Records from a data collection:

*****

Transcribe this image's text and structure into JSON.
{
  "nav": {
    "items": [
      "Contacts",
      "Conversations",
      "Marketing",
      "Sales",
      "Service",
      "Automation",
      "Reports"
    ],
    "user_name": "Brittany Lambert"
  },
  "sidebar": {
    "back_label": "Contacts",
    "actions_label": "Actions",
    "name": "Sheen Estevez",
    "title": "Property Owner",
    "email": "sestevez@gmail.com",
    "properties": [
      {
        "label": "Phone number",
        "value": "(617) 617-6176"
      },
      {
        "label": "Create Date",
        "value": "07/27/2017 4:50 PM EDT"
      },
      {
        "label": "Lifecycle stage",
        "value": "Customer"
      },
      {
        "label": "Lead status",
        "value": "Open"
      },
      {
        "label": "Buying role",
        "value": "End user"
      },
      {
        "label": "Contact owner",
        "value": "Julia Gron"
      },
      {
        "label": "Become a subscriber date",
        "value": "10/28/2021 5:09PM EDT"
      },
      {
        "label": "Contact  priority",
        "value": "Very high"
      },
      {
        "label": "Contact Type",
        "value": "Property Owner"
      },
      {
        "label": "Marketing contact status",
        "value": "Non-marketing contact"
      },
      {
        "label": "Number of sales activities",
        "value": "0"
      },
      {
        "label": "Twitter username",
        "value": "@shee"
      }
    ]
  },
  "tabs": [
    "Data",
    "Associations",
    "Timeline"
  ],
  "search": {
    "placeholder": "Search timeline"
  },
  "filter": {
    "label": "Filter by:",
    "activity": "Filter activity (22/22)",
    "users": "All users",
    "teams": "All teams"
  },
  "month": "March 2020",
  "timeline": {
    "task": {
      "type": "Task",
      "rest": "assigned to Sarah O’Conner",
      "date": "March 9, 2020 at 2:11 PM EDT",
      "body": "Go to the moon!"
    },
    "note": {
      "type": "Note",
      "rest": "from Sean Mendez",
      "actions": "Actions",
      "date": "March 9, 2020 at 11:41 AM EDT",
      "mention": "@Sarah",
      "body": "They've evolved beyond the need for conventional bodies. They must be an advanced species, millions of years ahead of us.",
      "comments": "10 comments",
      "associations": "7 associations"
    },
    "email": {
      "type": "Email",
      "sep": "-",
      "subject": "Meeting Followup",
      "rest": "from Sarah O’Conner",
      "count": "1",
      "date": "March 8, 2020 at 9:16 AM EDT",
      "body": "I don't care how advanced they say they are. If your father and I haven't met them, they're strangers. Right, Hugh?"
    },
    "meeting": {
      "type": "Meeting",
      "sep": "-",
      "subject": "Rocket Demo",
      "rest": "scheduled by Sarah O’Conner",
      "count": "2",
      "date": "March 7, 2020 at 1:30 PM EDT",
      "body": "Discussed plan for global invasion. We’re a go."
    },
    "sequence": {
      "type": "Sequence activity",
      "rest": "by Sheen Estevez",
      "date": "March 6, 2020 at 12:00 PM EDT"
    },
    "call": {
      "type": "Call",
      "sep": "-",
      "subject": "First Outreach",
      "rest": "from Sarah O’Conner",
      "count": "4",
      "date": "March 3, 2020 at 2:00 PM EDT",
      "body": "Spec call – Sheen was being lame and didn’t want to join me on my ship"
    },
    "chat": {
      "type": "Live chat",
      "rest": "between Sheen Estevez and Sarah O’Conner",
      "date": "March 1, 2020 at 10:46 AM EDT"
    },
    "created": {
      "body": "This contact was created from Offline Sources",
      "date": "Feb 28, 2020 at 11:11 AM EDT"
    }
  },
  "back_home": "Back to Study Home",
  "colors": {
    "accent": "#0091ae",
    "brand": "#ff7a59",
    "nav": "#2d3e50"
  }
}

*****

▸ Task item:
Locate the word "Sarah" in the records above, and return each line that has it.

▸ Result for this task:
      "rest": "assigned to Sarah O’Conner",
      "mention": "@Sarah",
      "rest": "from Sarah O’Conner",
      "rest": "scheduled by Sarah O’Conner",
      "rest": "from Sarah O’Conner",
      "rest": "between Sheen Estevez and Sarah O’Conner",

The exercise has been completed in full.